Barely a day has gone by in the run-up to the World Cup without a player seeing his dreams wrecked by injury, and the lengthening casualty list is as predictable as it is dispiriting.
A host of players, including Colombia striker Radamel Falcao, German midfielder Marco Reus and French winger Franck Ribery will miss out on Brazil, while others such as Uruguay striker Luis Suarez and Chile midfielder Arturo Vidal are facing a race to be fit.
Past experience suggests that those top players who are still standing when the competition gets under way could struggle to produce their best form after an exhausting domestic season.
"It's not surprising that many top footballers are either injured or unfit for the upcoming World Cup," Vincent Gouttebarge, chief medical officer for the World Players' Union FIFPro, told Reuters.
"The top footballers have been exposed during the whole season to a high workload due to training and competition, while recovery periods are scarce during a football season."
Back in 2002, research led by former Sweden national team doctor Jan Ekstrand found a direct relationship between the number of matches played in the run-up to the World Cup and the players' performances and injuries.
Ekstrand said that UEFA and FIFA had taken notice.
"Both FIFA and UEFA are very concerned about the health of the players and listening more and more to medical opinions," he told Reuters.
"But there are so many factors involved in making a match schedule and the medical factors is only one of those."
Gouttebarge added that the physical demands on players during the games themselves were growing.
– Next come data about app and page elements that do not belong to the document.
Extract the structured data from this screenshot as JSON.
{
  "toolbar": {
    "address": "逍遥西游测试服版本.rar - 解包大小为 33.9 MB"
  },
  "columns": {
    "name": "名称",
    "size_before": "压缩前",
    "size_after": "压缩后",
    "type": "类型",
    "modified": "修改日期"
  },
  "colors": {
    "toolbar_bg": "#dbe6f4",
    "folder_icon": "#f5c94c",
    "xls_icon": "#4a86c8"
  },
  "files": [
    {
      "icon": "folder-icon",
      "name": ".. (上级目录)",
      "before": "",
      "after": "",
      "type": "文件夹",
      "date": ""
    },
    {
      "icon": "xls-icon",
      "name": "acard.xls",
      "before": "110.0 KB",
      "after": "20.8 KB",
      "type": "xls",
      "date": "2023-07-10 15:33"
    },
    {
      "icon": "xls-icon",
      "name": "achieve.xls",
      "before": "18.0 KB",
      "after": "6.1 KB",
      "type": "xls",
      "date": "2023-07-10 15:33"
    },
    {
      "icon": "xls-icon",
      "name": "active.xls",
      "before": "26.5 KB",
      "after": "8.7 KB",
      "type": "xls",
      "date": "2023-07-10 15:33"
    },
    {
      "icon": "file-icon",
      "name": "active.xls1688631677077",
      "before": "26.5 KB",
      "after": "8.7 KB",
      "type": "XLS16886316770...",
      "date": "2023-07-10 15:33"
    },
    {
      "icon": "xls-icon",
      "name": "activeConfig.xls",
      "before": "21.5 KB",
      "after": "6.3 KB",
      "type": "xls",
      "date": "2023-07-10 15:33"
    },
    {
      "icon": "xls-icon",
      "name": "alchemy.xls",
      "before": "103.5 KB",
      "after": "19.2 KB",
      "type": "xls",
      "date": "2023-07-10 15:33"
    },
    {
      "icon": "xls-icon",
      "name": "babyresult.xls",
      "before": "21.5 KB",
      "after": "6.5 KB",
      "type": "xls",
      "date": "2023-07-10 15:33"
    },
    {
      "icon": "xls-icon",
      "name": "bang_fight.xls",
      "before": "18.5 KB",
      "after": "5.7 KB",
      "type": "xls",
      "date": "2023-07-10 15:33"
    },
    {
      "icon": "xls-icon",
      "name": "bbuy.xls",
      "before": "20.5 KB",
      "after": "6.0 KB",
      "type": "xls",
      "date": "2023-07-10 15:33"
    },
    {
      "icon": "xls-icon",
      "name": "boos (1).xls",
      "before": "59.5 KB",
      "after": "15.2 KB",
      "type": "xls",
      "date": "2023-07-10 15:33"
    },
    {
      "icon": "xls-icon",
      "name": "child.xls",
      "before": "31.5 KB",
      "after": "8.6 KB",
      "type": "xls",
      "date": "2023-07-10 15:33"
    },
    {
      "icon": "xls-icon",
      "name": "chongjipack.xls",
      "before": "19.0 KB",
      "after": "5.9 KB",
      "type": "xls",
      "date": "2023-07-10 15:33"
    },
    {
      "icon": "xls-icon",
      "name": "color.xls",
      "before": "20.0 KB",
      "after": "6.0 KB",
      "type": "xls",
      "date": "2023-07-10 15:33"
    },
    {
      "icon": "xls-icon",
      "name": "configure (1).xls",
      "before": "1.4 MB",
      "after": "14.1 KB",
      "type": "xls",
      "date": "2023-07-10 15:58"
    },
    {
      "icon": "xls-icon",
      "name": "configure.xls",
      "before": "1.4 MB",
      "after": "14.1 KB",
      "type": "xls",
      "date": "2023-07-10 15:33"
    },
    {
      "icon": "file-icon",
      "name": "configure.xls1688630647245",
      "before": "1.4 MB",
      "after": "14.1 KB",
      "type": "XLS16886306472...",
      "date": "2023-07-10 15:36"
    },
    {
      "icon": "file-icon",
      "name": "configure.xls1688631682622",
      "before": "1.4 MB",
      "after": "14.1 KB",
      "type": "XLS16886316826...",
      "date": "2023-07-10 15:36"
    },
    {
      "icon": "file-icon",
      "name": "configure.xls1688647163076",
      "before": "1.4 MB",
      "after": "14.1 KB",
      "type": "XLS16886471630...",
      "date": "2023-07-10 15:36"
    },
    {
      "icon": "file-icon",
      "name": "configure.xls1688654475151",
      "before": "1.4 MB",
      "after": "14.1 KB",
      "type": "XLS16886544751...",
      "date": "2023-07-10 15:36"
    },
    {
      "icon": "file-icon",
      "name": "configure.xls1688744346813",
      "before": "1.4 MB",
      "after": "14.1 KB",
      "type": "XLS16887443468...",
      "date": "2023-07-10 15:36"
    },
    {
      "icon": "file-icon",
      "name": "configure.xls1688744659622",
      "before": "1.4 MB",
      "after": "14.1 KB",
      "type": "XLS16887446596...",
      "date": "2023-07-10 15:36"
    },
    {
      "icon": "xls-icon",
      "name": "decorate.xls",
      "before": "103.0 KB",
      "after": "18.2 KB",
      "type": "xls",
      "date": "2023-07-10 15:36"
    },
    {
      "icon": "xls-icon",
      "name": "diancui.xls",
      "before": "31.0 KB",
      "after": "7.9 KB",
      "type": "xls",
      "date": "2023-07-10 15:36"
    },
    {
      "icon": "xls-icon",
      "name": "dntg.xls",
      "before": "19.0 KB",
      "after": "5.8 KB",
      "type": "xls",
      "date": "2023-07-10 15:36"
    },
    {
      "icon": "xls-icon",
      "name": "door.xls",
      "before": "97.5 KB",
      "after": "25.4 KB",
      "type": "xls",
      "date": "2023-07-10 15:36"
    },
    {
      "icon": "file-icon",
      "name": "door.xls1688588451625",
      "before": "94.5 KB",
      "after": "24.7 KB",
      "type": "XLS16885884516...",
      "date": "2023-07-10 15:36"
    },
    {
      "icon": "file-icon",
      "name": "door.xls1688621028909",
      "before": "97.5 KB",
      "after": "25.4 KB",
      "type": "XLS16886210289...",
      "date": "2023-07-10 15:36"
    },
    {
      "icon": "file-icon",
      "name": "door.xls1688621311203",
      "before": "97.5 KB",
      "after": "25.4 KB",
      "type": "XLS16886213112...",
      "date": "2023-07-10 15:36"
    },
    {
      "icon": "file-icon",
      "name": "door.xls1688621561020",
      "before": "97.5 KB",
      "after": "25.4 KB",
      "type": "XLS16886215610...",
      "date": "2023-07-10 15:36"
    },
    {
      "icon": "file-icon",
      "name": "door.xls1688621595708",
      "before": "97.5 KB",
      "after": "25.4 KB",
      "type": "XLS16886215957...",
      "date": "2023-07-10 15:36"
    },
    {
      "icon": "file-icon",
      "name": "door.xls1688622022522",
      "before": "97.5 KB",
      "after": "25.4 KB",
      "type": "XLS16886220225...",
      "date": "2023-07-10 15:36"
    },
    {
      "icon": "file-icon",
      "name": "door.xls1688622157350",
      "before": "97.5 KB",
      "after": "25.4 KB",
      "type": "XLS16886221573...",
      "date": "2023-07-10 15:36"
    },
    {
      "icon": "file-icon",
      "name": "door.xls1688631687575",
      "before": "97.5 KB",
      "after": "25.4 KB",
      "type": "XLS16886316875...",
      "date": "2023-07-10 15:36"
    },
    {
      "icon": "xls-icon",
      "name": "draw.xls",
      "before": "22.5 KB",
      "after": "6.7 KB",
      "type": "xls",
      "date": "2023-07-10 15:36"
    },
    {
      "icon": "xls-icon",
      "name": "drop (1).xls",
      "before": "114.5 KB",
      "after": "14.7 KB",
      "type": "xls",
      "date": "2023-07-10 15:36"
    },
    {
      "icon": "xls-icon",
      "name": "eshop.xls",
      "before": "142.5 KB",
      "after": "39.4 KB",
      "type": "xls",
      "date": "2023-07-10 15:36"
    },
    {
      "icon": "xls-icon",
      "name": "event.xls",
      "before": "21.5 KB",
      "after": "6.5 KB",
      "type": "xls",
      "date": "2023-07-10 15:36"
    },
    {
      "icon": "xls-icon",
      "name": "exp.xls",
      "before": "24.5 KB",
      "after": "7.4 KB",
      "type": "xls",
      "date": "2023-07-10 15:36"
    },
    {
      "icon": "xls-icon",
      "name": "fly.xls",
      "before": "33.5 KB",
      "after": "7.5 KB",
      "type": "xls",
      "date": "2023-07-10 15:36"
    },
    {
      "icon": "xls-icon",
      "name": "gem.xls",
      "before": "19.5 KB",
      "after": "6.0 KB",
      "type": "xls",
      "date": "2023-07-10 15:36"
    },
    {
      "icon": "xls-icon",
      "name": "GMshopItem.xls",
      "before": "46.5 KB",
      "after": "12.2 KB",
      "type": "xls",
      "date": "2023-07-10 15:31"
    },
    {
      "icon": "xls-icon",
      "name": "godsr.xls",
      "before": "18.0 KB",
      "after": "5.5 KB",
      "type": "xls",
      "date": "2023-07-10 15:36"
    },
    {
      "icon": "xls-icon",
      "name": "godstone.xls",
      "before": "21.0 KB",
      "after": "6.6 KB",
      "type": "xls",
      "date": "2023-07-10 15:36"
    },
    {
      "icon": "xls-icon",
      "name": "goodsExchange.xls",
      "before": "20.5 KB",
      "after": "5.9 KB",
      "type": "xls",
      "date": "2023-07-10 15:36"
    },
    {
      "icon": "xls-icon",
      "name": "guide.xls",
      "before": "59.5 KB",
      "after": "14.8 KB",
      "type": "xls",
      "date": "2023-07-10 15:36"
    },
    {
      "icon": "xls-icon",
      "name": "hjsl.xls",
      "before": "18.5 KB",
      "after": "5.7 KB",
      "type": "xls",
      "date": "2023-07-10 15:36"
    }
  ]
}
"The intensity has changed, the number of sprints of 10 or 20 metres in order to press, or to defend," he said.
Over the last 10 years, players had also been doing more strength-building exercises, as Real Madrid forward Cristiano Ronaldo showed when he ripped off his shirt and exposed his rippling muscles after scoring in the Champions League final.
"Before, players just did running but now the gym is part of the training and if it is not well adapted, with time to recover, it can induce injuries."
FIFA has a four-yearly calendar to stipulate when international matches and competitions are played, however this is designed more to avoid club-versus-country clashes and places no limit on the amount of club football that should be played.
"There is no escaping the fact that better harmony between domestic, continental and international match calendars in order to limit the workload on players is an urgent priority," said Gouttebarge.
FIFPro said the issue could no longer be ignored and demanded that the players have a greater say in the running of the game.
"The ever-increasing demands being placed on the players is a critical debate," said FIFPro spokesman Andrew Orsatti.
"It is a question of football's fractured governance structure which allows such rights abuses to occur on a revolving basis.
"That the players are abused is a fact. It stems from not being central to football's decision-making structure. There is an administrative imbalance which overlooks the players and promotes a culture where there are insufficient checks and balances.
"Football in its current scandalous form is unsustainable."